Go through the records below and set each one down exactly, leaving out any pictures.
⟨
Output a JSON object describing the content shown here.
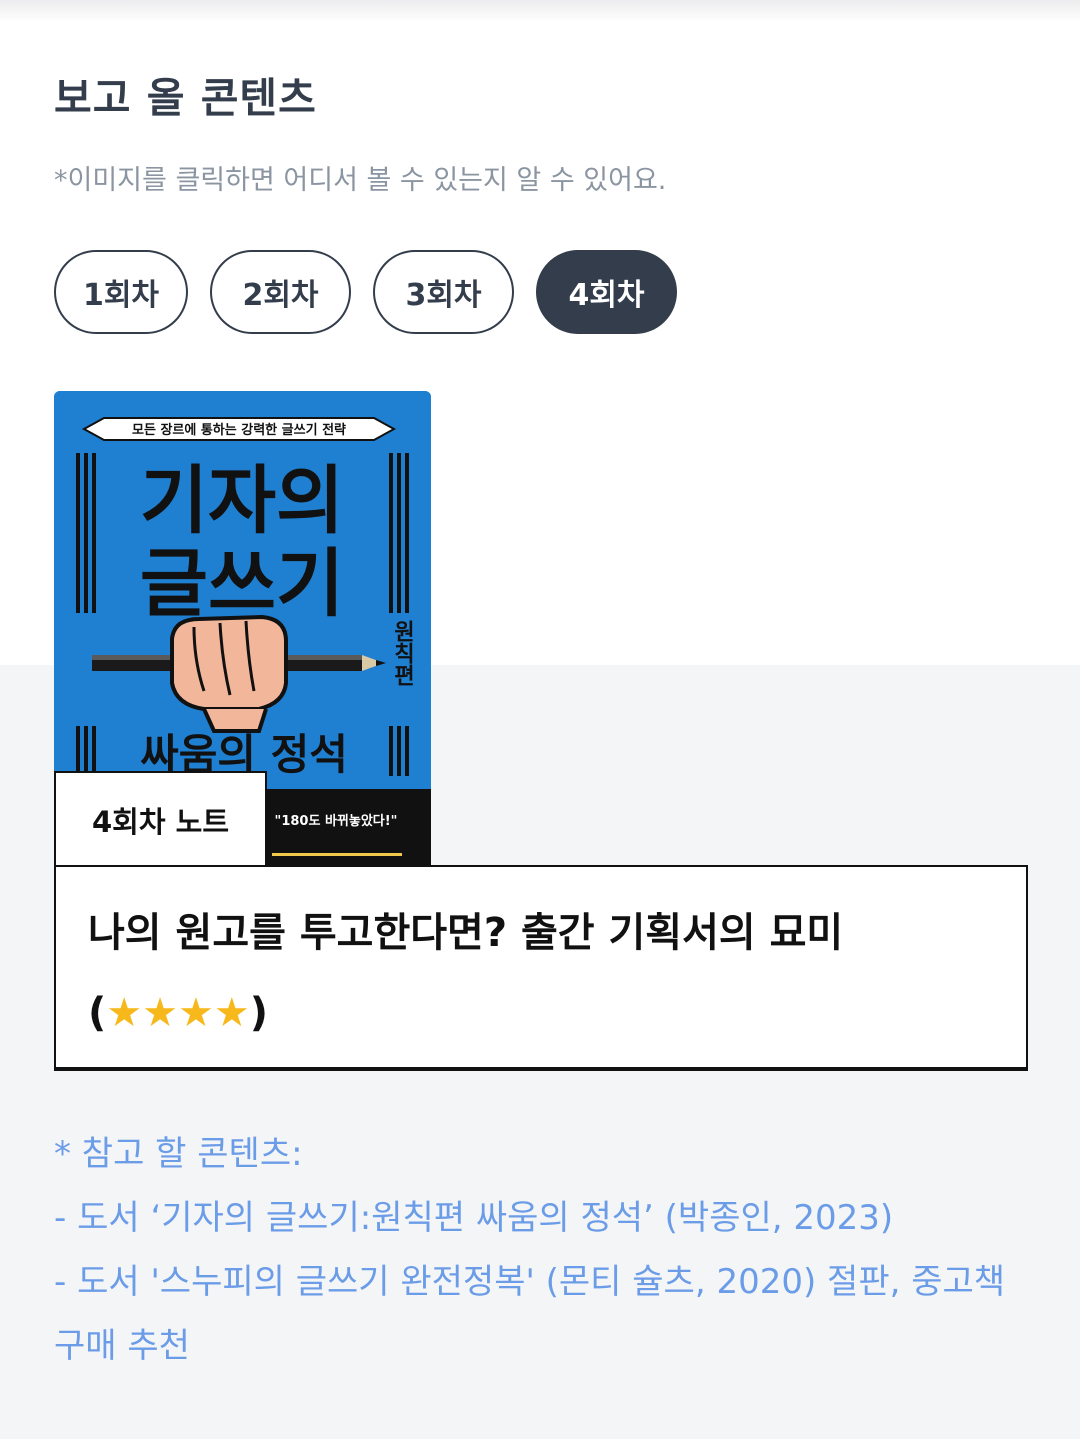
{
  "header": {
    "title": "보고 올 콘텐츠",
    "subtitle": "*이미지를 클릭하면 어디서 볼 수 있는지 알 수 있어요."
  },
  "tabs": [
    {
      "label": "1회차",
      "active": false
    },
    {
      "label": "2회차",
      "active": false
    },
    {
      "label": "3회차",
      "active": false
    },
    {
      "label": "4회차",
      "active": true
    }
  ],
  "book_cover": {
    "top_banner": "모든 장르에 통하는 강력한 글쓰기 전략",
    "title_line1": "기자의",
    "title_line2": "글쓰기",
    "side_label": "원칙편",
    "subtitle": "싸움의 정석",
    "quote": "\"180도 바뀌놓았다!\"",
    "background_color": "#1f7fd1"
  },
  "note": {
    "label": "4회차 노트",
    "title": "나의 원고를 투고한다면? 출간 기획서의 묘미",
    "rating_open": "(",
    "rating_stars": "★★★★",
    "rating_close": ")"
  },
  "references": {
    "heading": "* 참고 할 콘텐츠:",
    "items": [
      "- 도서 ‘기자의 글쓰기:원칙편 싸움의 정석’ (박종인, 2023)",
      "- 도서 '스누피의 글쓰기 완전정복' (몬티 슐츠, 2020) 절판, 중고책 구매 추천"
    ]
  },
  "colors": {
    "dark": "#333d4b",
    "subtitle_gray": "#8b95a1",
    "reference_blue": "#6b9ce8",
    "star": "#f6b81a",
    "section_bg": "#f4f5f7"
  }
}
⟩
• [Exercise output]:
Output a JSON object describing the content shown here.
{
  "header": {
    "title": "보고 올 콘텐츠",
    "subtitle": "*이미지를 클릭하면 어디서 볼 수 있는지 알 수 있어요."
  },
  "tabs": [
    {
      "label": "1회차",
      "active": false
    },
    {
      "label": "2회차",
      "active": false
    },
    {
      "label": "3회차",
      "active": false
    },
    {
      "label": "4회차",
      "active": true
    }
  ],
  "book_cover": {
    "top_banner": "모든 장르에 통하는 강력한 글쓰기 전략",
    "title_line1": "기자의",
    "title_line2": "글쓰기",
    "side_label": "원칙편",
    "subtitle": "싸움의 정석",
    "quote": "\"180도 바뀌놓았다!\"",
    "background_color": "#1f7fd1"
  },
  "note": {
    "label": "4회차 노트",
    "title": "나의 원고를 투고한다면? 출간 기획서의 묘미",
    "rating_open": "(",
    "rating_stars": "★★★★",
    "rating_close": ")"
  },
  "references": {
    "heading": "* 참고 할 콘텐츠:",
    "items": [
      "- 도서 ‘기자의 글쓰기:원칙편 싸움의 정석’ (박종인, 2023)",
      "- 도서 '스누피의 글쓰기 완전정복' (몬티 슐츠, 2020) 절판, 중고책 구매 추천"
    ]
  },
  "colors": {
    "dark": "#333d4b",
    "subtitle_gray": "#8b95a1",
    "reference_blue": "#6b9ce8",
    "star": "#f6b81a",
    "section_bg": "#f4f5f7"
  }
}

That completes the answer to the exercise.